Often, in life, preparation is key.
If you have an exam, you revise. If it’s spaghetti Bolognese for dinner you don’t wear a white shirt. If you want to avoid an argument you don’t talk about Chris Froome in a room full of Frenchmen.
This stuff is common sense.
In bike racing, too, preparation is crucial.
In the olden days it used to involve dodgy substances hidden in the fridge and mid-race blood transfusions in grubby hotel rooms. But whatever form it takes, preparation is rarely glamorous.
These days, a key part of preparation is to recce climbs and other potentially important stretches of road. Sometimes on Google maps, but often, and more likely for the big budget teams, in person. It’s a very labour intensive way of securing a small advantage for your riders.
You could argue it disadvantages riders from lesser teams on smaller budgets, who can’t afford to send a lackey trotting around Europe looking closely at Tarmac for a living, but that argument is a blind alley.

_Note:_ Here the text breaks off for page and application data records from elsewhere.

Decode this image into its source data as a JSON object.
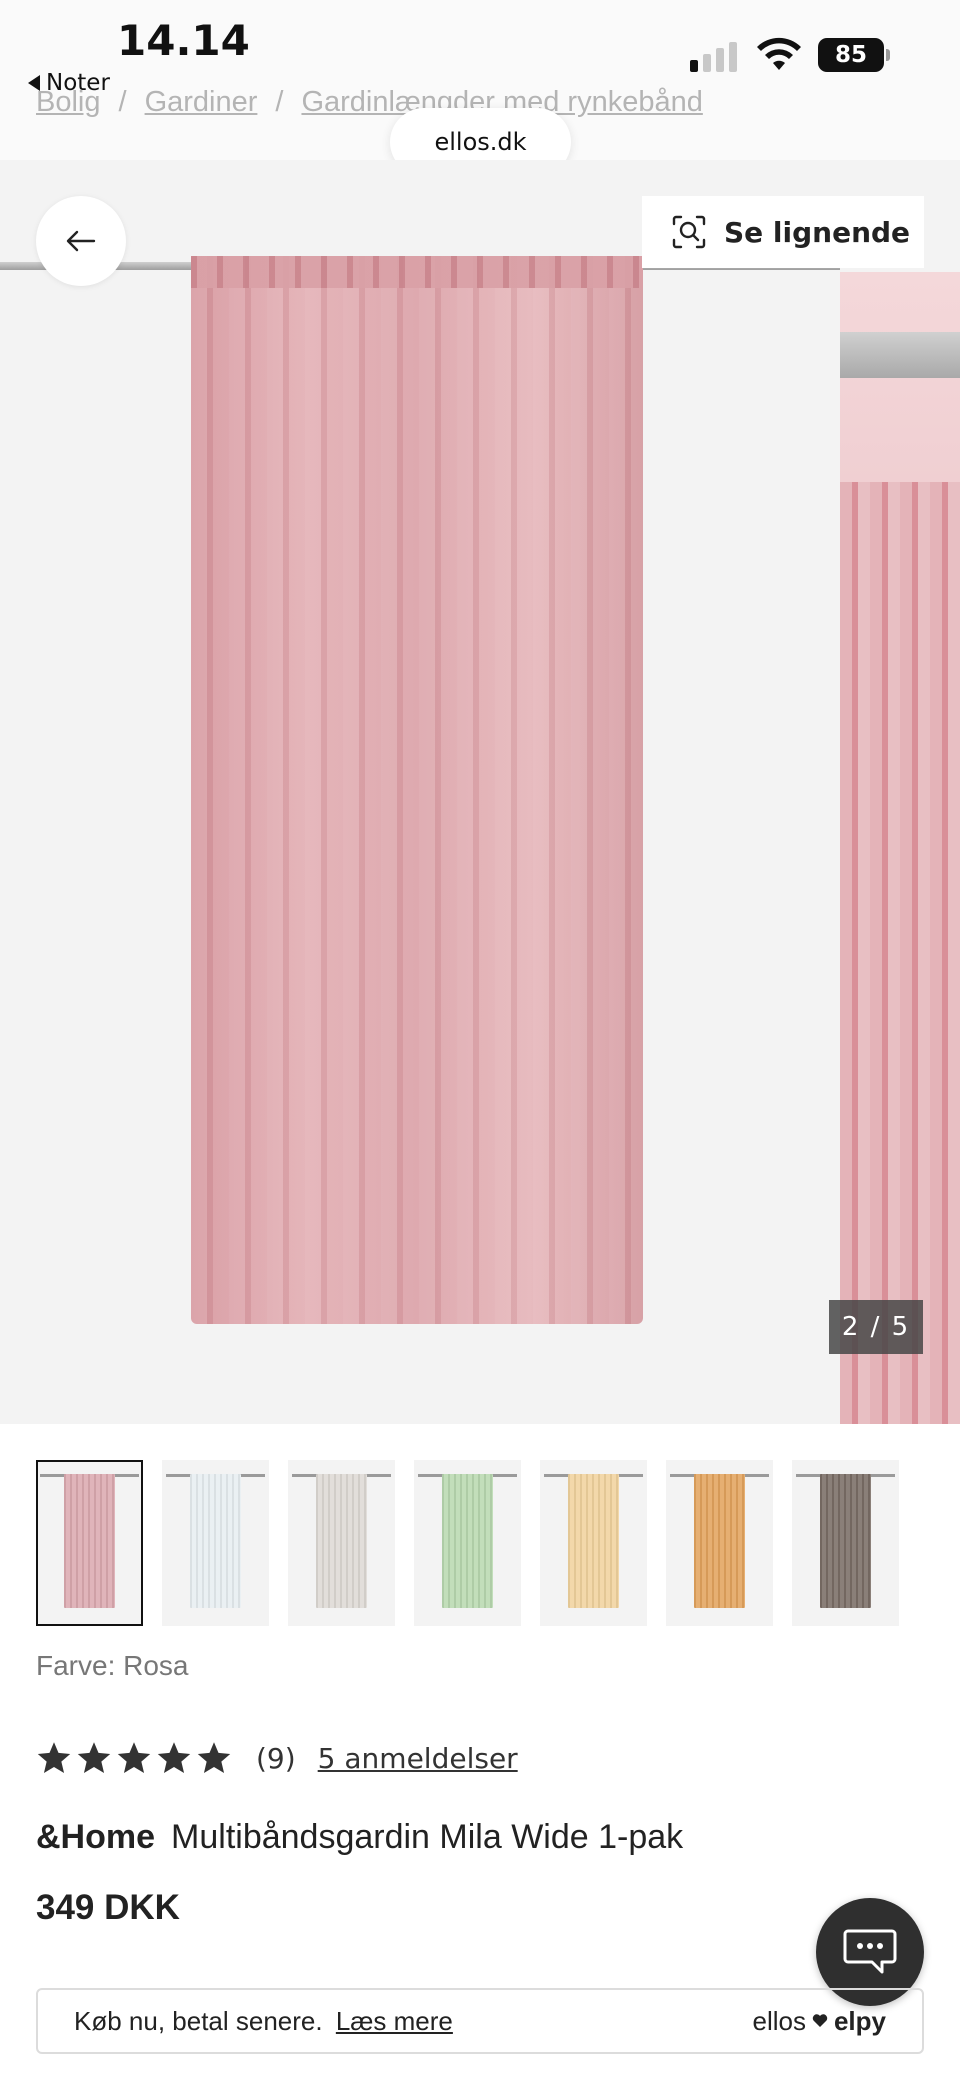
{
  "status_bar": {
    "time": "14.14",
    "back_app": "Noter",
    "battery": "85"
  },
  "breadcrumb": {
    "items": [
      "Bolig",
      "Gardiner",
      "Gardinlængder med rynkebånd"
    ],
    "separator": "/"
  },
  "browser": {
    "url": "ellos.dk"
  },
  "gallery": {
    "see_similar": "Se lignende",
    "counter": "2 / 5",
    "current_image": 2,
    "total_images": 5
  },
  "thumbnails": [
    {
      "color": "#dcaab0",
      "selected": true
    },
    {
      "color": "#e7eef1",
      "selected": false
    },
    {
      "color": "#dedad5",
      "selected": false
    },
    {
      "color": "#b9d9b0",
      "selected": false
    },
    {
      "color": "#f1d39e",
      "selected": false
    },
    {
      "color": "#e3a45e",
      "selected": false
    },
    {
      "color": "#7a6d66",
      "selected": false
    }
  ],
  "product": {
    "color_label": "Farve: Rosa",
    "rating_stars": 5,
    "rating_count": "(9)",
    "reviews_link": "5 anmeldelser",
    "brand": "&Home",
    "name": "Multibåndsgardin Mila Wide 1-pak",
    "price": "349 DKK"
  },
  "payment": {
    "text": "Køb nu, betal senere.",
    "link": "Læs mere",
    "brand_left": "ellos",
    "brand_right": "elpy"
  },
  "icons": {
    "back": "arrow-left-icon",
    "similar": "visual-search-icon",
    "chat": "chat-icon",
    "heart": "heart-icon"
  }
}
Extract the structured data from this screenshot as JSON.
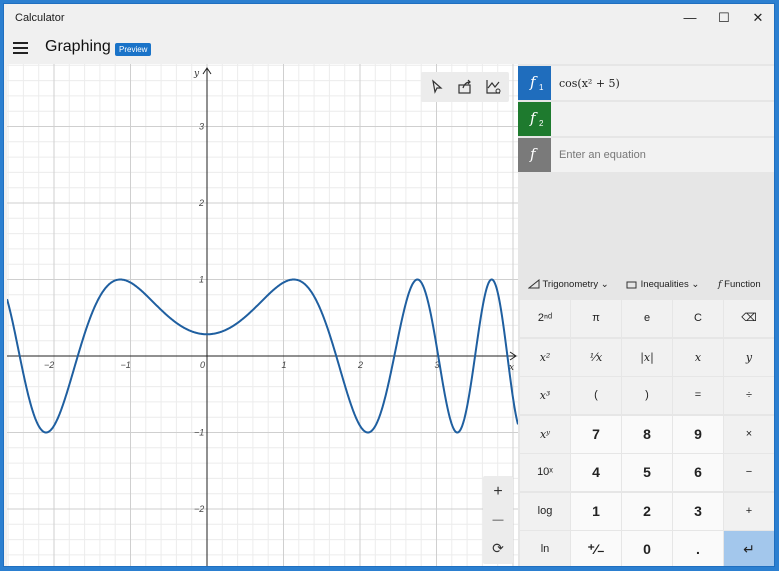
{
  "window": {
    "title": "Calculator",
    "minimize": "—",
    "maximize": "☐",
    "close": "✕"
  },
  "header": {
    "title": "Graphing",
    "badge": "Preview"
  },
  "graph": {
    "axis_x_label": "x",
    "axis_y_label": "y",
    "x_ticks": [
      "−2",
      "−1",
      "0",
      "1",
      "2",
      "3"
    ],
    "y_ticks": [
      "3",
      "2",
      "1",
      "−1",
      "−2"
    ],
    "toolbar": [
      "select-pointer-icon",
      "share-icon",
      "graph-options-icon"
    ],
    "zoom": {
      "in": "+",
      "out": "—",
      "reset": "⟳"
    },
    "line_color": "#1f5fa0"
  },
  "chart_data": {
    "type": "line",
    "function": "cos(x^2 + 5)",
    "xlim": [
      -2.5,
      4.1
    ],
    "ylim": [
      -2.8,
      3.8
    ],
    "grid": true
  },
  "equations": [
    {
      "symbol": "f",
      "index": "1",
      "text": "cos(x² + 5)",
      "color": "#1f6dbd"
    },
    {
      "symbol": "f",
      "index": "2",
      "text": "",
      "color": "#1e7a2e"
    },
    {
      "symbol": "f",
      "index": "",
      "placeholder": "Enter an equation",
      "color": "#7a7a7a"
    }
  ],
  "dropdowns": {
    "trig": "Trigonometry",
    "ineq": "Inequalities",
    "func": "Function"
  },
  "keys": [
    [
      "2ⁿᵈ",
      "π",
      "e",
      "C",
      "⌫"
    ],
    [
      "x²",
      "¹⁄x",
      "|x|",
      "x",
      "y"
    ],
    [
      "x³",
      "(",
      ")",
      "=",
      "÷"
    ],
    [
      "xʸ",
      "7",
      "8",
      "9",
      "×"
    ],
    [
      "10ˣ",
      "4",
      "5",
      "6",
      "−"
    ],
    [
      "log",
      "1",
      "2",
      "3",
      "+"
    ],
    [
      "ln",
      "⁺⁄₋",
      "0",
      ".",
      "↵"
    ]
  ]
}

I know that because I spent my annual blogging budget on a lackey to go and check it out for me. Dead end. Cul-de-sac.
Thankfully, today, the race organisers took pity on the poor relations of the peloton and allowed them to recce the major climb of the day during the actual race. With around fifteen kilometres to go they climbed the Mûr de Bretagne, taking notes and making observations as they went.
They then looped around, and back, and up the Mûr again. This time for real, and with a finishing line at the top. What an egalitarian solution to an issue of financial inequality. Vive La France!Embed from Getty Images
But look who won.
Dan Martin, with the financial backing of a selection of Emirates.
Not a sniff for the poor relations.
Perhaps they weren’t concentrating first time up the Mûr. Instead of doing their homework they were busy playing with their phones, or flicking each other’s ears, or whatever else cash-strapped pro cyclists do when they’re pressed into action in the service of a clunky school-based analogy.
The fact is that today was tailor made for Dan Martin. The stage was Ardennes-esque in it’s use of short sharp climbs and Martin went at the final kilometre like a bored hamster at a box-fresh toilet roll.
It was a savage finish.
All gaping mouth and flailing limbs.
At two hundred metres go Pierre Latour had Martin all but caught, but like a long-limbed cartoon boxer the Irishman stretched out a metaphorical arm and placed a metaphorical boxing glove on Latour’s metaphorical forehead to hold him at bay.
A second career Tour de France stage win for the Human Cyclist